Should central banks increase their degree of transparency any further? We show that there is likely to be an optimal intermediate degree of central bank transparency. Up to this optimum more transparency is desirable: it improves the quality of private sector inflation forecasts. But beyond the optimum people might: (1) start to attach too much weight to the conditionality of their forecasts, and/or (2) get confused by the large and increasing amount of information they receive. This deteriorates the (perceived) quality of private sector inflation forecasts. As a result, inflation is set in a more backward looking manner resulting in higher inflation persistence. By using a large scale panel data set on the transparency of central banks we find empirical support for an optimal intermediate degree of transparency at which inflation persistence is minimized. Our results indicate that while several central banks would benefit from further transparency increases, some already have reached the optimal level.

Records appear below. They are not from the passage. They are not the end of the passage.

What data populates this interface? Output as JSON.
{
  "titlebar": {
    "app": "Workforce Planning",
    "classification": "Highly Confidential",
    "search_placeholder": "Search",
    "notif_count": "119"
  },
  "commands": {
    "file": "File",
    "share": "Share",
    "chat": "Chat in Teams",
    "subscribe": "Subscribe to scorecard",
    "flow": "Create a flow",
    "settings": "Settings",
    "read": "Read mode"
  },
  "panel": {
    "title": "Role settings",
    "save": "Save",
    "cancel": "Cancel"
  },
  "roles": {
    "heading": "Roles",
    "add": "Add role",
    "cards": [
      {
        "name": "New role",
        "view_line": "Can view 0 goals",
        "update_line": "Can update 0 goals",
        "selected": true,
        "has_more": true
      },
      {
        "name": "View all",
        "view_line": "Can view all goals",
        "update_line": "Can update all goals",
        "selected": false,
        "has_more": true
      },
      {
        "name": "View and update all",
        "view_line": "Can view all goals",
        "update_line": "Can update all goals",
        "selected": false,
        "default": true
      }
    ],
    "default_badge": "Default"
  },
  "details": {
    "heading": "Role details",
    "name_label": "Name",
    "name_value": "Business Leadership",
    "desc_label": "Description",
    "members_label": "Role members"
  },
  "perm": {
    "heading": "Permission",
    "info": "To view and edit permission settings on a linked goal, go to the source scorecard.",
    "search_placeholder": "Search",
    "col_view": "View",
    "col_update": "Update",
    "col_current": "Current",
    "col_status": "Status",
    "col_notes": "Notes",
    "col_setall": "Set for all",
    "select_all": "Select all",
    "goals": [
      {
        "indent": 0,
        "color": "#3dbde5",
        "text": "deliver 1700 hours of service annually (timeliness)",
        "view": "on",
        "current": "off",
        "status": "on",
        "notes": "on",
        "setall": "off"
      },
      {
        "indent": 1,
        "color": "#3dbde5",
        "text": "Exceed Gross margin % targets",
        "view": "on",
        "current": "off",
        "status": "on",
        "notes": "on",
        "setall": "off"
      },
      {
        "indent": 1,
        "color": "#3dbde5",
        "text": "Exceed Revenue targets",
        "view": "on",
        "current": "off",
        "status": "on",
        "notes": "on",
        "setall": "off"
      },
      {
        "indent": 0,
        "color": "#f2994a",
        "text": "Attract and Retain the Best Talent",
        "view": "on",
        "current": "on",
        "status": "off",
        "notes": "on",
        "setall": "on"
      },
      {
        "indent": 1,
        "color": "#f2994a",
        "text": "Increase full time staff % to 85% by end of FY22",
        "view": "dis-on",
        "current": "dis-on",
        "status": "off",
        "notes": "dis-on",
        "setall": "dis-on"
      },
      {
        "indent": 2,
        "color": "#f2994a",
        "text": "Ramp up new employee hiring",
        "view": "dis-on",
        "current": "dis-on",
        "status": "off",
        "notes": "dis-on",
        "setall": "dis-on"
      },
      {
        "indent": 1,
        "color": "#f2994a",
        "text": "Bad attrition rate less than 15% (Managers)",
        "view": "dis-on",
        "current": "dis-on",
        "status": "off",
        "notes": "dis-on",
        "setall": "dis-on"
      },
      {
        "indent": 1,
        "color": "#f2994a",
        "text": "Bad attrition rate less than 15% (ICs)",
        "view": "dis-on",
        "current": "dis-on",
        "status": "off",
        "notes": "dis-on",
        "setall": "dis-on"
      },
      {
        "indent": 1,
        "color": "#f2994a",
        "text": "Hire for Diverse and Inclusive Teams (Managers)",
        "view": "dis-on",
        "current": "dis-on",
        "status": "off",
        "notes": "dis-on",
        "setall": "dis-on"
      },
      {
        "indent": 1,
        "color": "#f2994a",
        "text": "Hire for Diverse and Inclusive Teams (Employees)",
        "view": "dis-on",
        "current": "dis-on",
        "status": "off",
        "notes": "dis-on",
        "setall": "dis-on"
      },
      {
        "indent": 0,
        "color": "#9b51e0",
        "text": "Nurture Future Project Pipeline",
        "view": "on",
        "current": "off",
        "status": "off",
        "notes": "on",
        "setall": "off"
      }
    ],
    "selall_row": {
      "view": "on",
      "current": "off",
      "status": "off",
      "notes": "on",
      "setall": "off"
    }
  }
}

|Journal||Journal of International Money and Finance|
|Publication status||Published - 2010|